*TASK DESCRIPTION*. Once you have read the records below, report how many lines contain the word "Extraer", and give nothing besides that number.

*EXERCISE INPUTS*.
▼
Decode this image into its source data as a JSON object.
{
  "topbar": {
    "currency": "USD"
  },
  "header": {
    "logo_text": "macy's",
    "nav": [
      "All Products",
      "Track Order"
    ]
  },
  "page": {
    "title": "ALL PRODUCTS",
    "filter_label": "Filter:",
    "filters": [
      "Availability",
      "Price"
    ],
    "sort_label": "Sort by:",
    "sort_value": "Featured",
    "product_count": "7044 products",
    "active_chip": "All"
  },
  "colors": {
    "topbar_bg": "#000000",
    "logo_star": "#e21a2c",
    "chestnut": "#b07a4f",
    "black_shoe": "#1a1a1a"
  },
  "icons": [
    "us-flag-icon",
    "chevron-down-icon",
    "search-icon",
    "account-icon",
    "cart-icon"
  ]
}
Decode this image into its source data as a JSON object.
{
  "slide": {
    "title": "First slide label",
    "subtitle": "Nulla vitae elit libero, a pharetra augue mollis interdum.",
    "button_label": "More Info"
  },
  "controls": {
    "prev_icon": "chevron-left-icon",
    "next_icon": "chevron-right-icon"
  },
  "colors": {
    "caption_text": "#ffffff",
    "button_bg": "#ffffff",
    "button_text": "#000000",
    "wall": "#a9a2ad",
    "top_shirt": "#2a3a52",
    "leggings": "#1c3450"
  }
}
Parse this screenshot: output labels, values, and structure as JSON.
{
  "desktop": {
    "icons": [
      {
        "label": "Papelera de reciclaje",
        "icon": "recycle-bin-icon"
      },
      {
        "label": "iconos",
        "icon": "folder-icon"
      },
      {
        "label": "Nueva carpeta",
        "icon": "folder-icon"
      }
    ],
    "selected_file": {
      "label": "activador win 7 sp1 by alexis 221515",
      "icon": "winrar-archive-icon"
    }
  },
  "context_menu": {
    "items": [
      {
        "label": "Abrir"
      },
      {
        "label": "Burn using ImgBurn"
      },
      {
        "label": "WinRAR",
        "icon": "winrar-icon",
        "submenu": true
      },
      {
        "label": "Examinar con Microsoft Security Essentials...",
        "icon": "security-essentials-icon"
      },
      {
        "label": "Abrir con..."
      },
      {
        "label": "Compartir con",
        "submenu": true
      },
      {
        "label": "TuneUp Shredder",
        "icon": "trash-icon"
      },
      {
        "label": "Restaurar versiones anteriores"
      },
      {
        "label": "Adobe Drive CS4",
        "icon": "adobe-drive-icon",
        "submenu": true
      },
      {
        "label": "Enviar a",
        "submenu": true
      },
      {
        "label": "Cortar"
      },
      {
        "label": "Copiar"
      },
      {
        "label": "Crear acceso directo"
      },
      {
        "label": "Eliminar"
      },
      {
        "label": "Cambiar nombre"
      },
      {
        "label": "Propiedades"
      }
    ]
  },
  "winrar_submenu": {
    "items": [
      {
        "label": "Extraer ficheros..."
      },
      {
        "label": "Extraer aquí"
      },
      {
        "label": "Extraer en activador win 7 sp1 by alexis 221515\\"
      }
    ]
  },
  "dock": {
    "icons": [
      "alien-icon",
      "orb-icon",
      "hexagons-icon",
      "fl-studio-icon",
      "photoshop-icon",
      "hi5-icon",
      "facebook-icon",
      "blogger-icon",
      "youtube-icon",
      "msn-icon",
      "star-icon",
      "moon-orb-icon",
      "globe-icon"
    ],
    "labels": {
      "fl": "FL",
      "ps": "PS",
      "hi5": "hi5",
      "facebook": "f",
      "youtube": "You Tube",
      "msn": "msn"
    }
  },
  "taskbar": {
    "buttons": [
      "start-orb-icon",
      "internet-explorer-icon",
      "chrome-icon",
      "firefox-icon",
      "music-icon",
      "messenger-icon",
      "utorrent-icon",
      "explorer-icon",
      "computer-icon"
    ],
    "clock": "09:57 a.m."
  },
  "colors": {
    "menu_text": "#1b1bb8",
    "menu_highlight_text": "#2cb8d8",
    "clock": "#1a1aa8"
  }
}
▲
*WRITTEN REPLY*. 3